[Element data from apps and pages]
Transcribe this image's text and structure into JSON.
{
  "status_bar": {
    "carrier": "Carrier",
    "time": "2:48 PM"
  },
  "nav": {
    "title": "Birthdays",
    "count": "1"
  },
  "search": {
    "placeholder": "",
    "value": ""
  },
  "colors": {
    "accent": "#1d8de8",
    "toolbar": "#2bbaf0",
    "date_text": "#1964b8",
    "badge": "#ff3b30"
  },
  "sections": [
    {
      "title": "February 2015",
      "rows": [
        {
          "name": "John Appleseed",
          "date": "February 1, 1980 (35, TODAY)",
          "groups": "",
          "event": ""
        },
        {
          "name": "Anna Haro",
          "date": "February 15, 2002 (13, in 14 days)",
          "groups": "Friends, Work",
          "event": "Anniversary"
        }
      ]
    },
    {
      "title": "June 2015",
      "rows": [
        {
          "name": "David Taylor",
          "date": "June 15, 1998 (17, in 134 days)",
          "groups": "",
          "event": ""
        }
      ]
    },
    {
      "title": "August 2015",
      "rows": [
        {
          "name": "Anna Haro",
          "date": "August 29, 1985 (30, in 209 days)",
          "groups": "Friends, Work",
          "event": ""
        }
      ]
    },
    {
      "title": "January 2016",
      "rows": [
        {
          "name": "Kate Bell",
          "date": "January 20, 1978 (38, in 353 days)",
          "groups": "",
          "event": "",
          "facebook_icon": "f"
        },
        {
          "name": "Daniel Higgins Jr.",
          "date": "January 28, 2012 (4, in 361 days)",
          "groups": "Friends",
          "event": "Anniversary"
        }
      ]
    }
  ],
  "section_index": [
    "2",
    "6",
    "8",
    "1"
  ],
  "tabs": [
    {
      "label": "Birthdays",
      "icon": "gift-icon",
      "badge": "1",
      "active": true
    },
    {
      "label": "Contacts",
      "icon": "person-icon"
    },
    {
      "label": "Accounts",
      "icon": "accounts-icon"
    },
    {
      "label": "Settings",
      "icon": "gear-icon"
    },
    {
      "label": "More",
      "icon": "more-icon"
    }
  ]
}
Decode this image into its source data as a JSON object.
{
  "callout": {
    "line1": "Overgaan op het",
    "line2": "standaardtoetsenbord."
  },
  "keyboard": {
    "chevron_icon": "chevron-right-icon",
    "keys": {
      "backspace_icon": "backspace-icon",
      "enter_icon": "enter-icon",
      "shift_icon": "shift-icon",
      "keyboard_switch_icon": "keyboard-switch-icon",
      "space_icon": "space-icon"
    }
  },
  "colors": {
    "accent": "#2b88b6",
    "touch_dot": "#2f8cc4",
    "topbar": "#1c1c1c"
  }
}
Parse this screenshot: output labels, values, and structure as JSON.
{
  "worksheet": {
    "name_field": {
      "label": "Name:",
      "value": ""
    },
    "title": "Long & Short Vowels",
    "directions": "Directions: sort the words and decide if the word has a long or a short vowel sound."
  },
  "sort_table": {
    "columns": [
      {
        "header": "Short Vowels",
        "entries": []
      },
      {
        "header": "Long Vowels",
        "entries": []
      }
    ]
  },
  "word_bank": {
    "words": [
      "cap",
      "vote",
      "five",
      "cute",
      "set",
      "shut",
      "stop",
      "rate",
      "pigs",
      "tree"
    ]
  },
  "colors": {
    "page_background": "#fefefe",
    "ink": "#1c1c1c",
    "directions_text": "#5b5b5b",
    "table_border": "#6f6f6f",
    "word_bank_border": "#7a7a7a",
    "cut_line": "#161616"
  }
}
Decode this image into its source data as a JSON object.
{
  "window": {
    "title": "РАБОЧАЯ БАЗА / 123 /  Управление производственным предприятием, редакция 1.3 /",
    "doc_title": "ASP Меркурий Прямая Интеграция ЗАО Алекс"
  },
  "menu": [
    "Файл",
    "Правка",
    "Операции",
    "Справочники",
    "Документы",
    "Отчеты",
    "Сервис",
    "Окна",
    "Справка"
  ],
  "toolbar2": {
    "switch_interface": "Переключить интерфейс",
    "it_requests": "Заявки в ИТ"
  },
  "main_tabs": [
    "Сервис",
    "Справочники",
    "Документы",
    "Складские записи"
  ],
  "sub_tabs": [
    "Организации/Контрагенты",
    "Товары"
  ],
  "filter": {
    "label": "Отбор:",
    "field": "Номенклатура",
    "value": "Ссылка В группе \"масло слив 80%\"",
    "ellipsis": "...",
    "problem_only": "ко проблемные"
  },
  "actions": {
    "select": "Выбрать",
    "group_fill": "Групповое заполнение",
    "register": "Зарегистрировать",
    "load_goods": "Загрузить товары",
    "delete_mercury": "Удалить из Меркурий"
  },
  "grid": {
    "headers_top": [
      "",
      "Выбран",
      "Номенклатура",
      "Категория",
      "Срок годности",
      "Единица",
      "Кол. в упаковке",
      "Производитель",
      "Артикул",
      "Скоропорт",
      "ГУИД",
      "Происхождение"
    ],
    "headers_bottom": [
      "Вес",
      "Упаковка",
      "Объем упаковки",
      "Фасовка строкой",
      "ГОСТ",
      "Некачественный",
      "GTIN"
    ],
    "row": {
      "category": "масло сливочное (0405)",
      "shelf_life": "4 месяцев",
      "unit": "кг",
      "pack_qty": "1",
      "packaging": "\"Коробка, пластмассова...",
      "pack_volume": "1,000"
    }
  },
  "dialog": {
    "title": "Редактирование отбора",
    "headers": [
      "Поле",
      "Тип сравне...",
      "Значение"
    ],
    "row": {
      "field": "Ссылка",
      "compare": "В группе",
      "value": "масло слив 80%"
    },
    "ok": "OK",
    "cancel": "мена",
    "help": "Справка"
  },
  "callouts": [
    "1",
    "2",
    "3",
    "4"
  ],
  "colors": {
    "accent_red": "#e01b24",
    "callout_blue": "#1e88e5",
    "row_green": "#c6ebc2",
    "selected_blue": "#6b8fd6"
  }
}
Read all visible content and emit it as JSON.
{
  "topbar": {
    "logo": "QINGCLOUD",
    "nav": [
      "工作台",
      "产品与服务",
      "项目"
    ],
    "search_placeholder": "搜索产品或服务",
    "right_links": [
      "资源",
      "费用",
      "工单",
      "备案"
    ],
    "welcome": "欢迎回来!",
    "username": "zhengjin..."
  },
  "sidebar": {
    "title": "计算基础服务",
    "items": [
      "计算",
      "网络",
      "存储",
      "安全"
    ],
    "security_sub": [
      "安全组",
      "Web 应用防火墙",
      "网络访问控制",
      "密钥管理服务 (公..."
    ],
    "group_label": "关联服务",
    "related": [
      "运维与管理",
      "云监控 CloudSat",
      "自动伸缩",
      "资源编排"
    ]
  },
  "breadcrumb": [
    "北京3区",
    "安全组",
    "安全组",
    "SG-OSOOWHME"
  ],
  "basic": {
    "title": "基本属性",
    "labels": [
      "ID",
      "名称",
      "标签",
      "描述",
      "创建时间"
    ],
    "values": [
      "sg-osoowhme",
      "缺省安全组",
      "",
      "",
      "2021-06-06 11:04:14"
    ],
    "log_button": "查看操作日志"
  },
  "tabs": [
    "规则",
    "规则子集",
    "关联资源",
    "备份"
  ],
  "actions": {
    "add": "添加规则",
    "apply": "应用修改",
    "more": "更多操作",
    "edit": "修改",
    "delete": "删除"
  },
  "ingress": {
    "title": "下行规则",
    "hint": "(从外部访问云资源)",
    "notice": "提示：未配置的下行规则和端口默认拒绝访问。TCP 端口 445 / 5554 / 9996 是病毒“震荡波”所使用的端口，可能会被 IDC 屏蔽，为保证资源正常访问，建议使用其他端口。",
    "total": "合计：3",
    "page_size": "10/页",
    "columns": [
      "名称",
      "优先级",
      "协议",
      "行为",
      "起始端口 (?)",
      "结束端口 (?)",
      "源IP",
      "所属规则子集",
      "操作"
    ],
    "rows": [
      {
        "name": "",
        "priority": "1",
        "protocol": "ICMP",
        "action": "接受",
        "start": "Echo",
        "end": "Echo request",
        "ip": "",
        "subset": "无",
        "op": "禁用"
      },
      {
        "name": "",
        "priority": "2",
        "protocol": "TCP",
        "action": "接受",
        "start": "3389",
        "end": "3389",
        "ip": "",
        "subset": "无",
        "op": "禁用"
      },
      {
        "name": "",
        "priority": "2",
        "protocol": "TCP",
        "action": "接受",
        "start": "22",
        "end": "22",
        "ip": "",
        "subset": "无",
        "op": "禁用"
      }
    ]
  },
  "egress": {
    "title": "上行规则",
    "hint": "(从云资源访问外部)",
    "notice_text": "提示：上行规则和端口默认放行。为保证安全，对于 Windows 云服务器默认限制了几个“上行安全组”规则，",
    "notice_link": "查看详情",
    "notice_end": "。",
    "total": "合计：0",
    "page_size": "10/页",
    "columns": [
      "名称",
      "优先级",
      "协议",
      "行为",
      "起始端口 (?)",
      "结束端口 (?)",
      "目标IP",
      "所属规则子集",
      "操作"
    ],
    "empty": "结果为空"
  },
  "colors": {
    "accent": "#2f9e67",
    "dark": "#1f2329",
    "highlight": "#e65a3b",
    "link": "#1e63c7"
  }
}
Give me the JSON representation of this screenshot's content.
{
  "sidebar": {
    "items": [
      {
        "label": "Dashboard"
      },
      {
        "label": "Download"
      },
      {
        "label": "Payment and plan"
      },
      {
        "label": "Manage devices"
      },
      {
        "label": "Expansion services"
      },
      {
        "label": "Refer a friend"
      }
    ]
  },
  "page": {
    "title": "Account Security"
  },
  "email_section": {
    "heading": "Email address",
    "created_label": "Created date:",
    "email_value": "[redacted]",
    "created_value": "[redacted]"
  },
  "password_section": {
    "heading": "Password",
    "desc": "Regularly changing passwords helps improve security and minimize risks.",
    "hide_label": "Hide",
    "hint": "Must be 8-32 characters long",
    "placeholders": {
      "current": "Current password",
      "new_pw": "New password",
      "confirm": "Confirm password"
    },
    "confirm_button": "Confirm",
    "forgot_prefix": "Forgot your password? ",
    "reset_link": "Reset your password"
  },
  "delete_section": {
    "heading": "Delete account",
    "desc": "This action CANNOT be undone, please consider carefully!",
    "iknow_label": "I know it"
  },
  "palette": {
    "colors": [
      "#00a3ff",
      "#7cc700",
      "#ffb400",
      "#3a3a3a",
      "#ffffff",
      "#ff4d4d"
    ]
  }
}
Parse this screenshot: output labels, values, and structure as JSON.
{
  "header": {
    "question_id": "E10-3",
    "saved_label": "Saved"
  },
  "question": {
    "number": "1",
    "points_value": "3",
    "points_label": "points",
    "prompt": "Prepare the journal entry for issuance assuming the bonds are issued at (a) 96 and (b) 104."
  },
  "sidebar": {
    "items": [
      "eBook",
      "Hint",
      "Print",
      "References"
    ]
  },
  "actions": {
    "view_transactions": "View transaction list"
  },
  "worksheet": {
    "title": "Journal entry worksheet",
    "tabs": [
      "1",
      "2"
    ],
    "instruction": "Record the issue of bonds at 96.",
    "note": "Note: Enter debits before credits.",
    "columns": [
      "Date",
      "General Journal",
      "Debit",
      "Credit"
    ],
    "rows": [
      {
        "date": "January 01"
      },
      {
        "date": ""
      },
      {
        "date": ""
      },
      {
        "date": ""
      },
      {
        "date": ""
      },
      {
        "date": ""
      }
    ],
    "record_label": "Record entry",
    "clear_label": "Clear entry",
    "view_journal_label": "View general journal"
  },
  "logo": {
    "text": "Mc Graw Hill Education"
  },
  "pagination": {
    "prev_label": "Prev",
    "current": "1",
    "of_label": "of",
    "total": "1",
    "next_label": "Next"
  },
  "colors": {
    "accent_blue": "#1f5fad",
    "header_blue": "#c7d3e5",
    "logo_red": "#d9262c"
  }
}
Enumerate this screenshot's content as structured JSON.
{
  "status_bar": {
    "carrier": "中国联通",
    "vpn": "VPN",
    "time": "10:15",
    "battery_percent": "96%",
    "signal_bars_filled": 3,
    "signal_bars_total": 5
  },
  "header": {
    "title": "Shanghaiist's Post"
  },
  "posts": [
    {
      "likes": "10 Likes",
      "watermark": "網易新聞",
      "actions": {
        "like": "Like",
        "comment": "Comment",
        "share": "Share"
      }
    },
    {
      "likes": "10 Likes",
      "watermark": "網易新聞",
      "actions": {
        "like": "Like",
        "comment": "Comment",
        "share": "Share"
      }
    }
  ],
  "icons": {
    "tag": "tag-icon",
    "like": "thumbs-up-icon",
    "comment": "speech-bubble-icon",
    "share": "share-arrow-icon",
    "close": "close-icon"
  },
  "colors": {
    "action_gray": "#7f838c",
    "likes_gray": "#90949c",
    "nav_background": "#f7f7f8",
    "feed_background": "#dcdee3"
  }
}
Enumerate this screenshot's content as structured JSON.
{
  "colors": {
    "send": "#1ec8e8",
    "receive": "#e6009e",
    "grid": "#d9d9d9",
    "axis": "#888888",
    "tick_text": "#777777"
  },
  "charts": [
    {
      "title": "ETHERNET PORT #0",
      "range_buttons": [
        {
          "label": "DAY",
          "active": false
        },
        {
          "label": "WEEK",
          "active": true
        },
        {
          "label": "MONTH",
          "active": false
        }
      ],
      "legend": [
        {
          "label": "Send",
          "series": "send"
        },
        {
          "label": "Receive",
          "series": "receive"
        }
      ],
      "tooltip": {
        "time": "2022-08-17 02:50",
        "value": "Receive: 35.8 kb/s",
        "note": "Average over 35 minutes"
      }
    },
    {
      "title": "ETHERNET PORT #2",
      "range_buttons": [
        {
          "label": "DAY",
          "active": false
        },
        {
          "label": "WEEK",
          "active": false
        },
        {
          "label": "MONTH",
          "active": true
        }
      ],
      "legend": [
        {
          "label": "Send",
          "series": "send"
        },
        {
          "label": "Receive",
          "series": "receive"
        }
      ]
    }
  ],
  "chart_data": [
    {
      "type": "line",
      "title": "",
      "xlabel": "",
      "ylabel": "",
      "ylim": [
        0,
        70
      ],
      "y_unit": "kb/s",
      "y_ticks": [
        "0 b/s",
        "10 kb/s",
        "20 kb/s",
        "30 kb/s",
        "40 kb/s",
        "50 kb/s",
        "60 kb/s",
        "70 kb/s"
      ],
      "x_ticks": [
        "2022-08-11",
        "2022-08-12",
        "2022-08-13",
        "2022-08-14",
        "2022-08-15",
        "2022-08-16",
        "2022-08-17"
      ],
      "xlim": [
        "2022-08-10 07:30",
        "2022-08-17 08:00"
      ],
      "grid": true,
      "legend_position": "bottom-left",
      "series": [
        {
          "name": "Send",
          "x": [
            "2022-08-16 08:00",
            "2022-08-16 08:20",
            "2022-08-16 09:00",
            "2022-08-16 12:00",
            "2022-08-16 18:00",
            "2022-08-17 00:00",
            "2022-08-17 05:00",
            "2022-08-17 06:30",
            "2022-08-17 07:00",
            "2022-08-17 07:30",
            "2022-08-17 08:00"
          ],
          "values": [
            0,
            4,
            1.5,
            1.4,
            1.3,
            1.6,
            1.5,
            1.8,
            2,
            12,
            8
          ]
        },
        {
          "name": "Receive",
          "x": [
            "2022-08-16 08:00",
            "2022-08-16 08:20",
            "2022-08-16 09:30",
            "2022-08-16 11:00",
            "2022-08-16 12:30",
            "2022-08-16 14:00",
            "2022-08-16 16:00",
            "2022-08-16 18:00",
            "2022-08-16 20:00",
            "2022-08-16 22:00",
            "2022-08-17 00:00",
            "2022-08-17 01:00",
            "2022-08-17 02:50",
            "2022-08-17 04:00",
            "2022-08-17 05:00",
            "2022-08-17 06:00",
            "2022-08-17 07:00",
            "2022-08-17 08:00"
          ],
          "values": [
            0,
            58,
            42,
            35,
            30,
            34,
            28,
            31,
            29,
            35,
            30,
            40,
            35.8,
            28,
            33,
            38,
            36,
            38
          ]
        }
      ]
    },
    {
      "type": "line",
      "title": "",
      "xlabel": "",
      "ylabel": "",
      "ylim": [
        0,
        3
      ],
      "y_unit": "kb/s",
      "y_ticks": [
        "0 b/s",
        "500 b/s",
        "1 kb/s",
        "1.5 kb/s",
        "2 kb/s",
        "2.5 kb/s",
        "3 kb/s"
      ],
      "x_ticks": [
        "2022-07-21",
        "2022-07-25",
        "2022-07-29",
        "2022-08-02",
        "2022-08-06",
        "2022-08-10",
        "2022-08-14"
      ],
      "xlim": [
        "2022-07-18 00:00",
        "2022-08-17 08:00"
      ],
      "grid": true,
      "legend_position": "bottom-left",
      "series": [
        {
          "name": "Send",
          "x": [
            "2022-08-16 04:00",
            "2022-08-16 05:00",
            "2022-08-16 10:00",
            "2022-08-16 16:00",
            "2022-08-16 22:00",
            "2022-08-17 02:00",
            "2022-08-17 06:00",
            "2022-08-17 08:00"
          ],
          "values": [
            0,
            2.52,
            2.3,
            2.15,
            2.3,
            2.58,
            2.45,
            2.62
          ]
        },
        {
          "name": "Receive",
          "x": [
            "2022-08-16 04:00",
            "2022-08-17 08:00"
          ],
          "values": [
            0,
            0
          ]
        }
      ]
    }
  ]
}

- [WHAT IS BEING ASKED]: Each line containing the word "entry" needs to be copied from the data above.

- [SOLUTION]:
    "prompt": "Prepare the journal entry for issuance assuming the bonds are issued at (a) 96 and (b) 104."
    "title": "Journal entry worksheet",
    "record_label": "Record entry",
    "clear_label": "Clear entry",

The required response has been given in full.